- The lack of care for the environment (I had laundry done and each piece was in a separate plastic bag- WTF?)
- The importance of knowing basic sentences in Mandarin- English will get you nowhere.
- The kindness of the people that I worked with – always offering coffee or tea, or asking about taking breaks.
- How babies pee in trash cans in public places (held my their parent- more on this below).
- No diapers- which I actually think is really cool. Check this out. They have open crotched pants that help with potty training.
- The breakfast- which is like a lunch and dinner in one.
- The contrast between the Skylines and the mountains behind them- reminded me of Rio.
- Here is the album with photos from China
In the end, the trip was a once in a lifetime experience and I am super glad I went, was able to work really hard for the Intelligblobe III and experience a culture totally different than my own. I tell my students that experiences like that give you a sense of who you are. Being amidst the unknown makes you rely on what you do. For me, I was reassured that I am a very calm traveler, that not understanding what is going on around me linguistically is ok because I rely highly on unspoken ques- smiles, laughter, eyes- I can also adapt well to situations in general. I can’t complain, I was in a really nice hotel 🙂 had a translator while at work and even had one day where I got to go to the spa. Lucky me!
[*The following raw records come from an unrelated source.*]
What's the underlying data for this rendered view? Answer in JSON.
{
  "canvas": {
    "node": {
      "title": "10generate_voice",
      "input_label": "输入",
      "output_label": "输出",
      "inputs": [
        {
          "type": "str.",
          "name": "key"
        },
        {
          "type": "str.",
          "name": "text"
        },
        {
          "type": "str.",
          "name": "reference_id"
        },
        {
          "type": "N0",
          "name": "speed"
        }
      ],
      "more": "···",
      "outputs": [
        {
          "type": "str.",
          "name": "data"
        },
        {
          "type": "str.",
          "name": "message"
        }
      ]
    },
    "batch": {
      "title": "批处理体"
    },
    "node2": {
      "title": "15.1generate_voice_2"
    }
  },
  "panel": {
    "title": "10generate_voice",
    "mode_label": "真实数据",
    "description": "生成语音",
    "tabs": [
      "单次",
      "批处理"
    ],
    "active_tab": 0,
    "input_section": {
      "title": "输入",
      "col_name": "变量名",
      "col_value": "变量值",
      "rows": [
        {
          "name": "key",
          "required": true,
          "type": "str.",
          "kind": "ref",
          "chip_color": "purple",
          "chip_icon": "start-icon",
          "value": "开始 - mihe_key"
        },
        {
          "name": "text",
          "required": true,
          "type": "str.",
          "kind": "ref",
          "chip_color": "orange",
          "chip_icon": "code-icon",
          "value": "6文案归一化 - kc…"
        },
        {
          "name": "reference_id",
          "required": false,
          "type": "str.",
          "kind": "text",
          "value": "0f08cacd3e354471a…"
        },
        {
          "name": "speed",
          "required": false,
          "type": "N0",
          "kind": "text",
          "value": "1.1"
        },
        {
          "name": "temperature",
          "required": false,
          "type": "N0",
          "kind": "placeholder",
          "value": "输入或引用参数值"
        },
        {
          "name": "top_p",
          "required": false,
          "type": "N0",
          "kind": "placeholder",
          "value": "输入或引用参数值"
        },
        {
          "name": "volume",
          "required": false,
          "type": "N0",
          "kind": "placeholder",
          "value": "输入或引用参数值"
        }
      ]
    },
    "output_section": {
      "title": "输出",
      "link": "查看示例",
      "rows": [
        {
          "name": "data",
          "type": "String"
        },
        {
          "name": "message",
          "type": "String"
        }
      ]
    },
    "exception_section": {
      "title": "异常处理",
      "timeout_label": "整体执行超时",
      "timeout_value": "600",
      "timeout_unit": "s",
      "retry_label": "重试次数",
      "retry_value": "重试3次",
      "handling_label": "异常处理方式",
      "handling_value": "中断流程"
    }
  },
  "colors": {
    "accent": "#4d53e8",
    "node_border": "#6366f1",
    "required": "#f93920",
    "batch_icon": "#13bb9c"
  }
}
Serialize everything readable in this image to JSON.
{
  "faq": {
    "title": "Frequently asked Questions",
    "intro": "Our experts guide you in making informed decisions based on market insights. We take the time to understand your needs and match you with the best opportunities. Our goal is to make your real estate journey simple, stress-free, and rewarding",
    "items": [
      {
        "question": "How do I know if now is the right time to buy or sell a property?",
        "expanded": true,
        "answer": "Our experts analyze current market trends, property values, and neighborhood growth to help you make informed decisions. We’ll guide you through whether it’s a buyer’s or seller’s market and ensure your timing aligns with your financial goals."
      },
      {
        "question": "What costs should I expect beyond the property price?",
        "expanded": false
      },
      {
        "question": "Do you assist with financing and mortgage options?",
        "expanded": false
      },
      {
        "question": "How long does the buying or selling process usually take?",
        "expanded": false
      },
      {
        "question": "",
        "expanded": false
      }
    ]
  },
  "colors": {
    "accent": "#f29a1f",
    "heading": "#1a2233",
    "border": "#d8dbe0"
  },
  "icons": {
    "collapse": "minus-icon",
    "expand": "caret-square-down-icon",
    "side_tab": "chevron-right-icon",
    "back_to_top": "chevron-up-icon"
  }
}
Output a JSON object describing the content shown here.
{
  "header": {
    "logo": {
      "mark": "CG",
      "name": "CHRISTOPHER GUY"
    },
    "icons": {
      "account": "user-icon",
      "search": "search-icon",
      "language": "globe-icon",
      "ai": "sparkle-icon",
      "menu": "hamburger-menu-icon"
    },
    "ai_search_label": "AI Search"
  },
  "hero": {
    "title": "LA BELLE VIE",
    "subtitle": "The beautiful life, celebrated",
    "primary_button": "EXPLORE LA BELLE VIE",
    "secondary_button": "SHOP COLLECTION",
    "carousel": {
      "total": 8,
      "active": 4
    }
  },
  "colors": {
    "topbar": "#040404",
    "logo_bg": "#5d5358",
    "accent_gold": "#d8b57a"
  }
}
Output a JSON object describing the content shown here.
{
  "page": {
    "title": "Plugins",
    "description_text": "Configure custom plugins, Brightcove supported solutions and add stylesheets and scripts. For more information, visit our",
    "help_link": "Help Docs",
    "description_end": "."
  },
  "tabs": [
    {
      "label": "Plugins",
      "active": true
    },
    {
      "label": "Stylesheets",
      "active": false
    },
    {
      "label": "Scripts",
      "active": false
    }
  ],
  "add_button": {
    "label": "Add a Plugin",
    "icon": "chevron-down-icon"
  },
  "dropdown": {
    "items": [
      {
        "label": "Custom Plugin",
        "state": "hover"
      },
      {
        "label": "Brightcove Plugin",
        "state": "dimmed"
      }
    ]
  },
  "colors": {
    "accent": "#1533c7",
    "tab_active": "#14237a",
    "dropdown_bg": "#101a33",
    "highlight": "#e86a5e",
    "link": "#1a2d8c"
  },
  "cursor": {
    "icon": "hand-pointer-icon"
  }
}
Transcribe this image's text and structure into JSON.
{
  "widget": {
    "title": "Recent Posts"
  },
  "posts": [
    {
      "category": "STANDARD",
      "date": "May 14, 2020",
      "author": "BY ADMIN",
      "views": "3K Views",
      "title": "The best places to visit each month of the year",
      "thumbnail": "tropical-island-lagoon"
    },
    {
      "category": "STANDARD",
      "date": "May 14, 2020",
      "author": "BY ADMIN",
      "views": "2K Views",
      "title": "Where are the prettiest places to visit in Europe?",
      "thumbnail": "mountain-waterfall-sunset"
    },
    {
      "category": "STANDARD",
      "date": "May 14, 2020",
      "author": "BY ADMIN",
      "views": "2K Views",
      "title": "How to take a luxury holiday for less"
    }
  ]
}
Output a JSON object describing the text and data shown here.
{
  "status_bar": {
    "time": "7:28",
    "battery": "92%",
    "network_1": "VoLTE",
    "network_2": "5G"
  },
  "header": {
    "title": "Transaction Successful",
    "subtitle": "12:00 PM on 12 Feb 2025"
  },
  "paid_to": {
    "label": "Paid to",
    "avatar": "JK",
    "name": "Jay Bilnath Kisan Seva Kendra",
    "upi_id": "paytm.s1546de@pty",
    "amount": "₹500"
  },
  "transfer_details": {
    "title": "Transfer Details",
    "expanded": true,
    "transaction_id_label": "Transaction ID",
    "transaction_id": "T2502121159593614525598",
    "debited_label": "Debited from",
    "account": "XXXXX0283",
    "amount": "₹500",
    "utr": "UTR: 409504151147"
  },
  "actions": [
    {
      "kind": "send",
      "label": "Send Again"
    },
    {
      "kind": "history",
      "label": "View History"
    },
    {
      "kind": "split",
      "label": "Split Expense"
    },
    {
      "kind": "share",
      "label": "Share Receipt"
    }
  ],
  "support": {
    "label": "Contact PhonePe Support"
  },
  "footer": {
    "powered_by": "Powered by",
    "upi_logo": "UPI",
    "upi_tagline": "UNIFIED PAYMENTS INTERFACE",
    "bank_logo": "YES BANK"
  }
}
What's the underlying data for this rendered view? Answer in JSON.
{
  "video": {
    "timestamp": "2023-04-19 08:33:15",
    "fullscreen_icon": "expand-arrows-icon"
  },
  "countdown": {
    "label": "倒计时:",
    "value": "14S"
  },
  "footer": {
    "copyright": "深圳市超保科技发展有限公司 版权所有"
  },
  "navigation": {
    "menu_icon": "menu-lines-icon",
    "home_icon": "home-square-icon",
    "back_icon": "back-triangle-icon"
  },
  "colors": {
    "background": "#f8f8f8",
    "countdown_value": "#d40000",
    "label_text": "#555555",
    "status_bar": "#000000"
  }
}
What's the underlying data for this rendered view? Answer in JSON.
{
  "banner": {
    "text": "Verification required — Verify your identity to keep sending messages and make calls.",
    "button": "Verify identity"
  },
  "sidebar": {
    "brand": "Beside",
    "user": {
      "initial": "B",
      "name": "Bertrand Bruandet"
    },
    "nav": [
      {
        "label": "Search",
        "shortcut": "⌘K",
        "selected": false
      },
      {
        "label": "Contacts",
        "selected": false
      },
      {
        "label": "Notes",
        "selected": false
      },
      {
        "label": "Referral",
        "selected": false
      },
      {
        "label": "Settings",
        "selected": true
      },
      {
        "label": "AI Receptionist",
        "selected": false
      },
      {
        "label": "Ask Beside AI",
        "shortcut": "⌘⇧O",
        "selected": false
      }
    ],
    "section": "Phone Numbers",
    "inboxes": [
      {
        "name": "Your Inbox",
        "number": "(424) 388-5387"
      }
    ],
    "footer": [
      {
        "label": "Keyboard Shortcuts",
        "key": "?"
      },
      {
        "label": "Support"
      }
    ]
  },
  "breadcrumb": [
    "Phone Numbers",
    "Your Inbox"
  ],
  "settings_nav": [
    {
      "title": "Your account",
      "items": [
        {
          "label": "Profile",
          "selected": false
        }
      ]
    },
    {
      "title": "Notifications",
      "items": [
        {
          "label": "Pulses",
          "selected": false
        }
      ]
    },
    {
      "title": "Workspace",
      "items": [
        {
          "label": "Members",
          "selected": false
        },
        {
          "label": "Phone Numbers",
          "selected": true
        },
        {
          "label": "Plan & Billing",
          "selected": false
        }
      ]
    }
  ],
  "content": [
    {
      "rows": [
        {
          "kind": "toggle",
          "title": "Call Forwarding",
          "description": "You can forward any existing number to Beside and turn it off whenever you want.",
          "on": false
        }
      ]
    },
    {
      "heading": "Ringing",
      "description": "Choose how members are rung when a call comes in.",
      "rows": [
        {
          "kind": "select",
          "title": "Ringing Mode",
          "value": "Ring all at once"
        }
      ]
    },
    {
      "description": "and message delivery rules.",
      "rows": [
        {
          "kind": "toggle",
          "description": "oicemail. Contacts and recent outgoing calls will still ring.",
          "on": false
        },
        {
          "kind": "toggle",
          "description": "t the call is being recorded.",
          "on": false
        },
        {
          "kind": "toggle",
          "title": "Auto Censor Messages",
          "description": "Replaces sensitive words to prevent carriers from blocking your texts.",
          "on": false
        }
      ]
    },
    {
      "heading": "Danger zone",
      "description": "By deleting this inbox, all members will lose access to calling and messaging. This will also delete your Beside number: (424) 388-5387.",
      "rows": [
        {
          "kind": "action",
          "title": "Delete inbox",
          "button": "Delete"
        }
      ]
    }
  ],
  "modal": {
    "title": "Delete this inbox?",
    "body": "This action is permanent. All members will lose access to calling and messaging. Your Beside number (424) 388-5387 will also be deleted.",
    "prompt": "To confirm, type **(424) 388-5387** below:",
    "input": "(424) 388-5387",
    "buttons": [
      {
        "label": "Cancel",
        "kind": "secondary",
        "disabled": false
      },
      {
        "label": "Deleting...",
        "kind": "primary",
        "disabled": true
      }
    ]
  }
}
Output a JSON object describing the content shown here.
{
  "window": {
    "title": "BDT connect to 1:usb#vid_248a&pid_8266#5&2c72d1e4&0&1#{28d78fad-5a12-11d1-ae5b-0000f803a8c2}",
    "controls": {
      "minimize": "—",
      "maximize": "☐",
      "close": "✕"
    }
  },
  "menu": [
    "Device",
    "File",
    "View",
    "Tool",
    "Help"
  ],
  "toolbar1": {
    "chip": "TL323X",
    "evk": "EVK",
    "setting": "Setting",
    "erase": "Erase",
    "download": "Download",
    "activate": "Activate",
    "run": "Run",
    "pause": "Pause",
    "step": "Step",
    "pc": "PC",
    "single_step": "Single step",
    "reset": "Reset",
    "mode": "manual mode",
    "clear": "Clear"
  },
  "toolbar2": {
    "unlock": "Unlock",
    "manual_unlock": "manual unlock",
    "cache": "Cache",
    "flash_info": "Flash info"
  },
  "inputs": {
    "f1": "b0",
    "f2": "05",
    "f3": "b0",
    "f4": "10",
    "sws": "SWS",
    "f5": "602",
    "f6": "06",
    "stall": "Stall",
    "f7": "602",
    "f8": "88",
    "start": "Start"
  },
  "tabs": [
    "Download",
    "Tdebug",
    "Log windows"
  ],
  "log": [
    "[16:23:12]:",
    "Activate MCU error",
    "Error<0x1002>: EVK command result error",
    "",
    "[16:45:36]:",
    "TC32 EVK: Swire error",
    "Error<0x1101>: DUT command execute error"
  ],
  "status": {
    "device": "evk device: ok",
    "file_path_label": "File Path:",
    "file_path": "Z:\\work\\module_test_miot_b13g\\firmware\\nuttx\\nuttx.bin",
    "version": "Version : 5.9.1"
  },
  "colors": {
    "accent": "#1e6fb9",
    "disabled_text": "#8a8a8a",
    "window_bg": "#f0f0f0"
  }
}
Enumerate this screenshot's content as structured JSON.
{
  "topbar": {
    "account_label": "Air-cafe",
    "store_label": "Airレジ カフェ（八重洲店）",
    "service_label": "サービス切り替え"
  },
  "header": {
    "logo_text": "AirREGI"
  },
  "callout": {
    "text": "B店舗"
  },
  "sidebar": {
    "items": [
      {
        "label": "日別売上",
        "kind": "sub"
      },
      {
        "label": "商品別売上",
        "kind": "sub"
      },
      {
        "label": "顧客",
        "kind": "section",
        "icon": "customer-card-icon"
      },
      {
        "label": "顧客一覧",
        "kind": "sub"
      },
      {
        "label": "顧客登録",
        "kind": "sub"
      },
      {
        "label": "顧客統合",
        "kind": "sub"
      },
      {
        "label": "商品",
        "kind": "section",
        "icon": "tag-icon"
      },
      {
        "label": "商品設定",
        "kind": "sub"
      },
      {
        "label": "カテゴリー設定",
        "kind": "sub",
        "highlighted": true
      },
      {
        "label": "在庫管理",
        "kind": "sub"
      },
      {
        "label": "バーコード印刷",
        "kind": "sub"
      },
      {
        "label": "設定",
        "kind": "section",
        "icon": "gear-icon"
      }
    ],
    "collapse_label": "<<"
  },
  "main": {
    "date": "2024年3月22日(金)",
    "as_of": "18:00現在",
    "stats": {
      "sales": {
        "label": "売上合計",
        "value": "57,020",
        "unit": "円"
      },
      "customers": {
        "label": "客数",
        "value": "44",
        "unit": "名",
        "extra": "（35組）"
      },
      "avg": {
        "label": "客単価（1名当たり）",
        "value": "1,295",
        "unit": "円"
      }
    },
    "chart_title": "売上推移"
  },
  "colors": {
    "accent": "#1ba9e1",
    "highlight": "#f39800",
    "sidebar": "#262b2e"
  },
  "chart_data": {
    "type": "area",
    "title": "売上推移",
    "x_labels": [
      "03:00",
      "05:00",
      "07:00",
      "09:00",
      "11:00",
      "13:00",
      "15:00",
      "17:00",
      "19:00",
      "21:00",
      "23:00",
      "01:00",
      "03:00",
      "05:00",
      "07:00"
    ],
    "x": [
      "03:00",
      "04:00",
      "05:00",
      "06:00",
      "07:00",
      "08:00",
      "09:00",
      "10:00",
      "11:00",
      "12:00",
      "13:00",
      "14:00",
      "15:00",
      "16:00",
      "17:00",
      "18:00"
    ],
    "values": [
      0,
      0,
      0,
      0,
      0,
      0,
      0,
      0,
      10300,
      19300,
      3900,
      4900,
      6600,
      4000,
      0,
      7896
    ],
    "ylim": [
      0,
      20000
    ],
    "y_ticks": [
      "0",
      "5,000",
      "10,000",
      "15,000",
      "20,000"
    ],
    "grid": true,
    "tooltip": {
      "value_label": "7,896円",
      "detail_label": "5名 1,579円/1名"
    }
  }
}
On my way back, I was fortunate to stop in Austin to see my son. Since I had the trip extended one more day, his mom graciously allowed me to keep him o it was literally heaven for the time I was there. Leaving was hell though, he cried out for me as I walked away and every part of me broke. Laurita talked me through the why I was leaving and why it was important to get the course done. Luckily, I already have some students lined up in Austin! (let’s just pray they clear my ear on Monday)
Now that I am here, I feel a great sense of comfort. Roatan has healed me from outside in, the rays of sunlight gave me strength again and brought me back to life to an upgraded version of who I was before the devastation of losing V. I know there is no fight left only love and assuring him the best life possible.
It is and has always been, all about leaning into whatever comes next.
Thank you for reading! Please let me know you visited!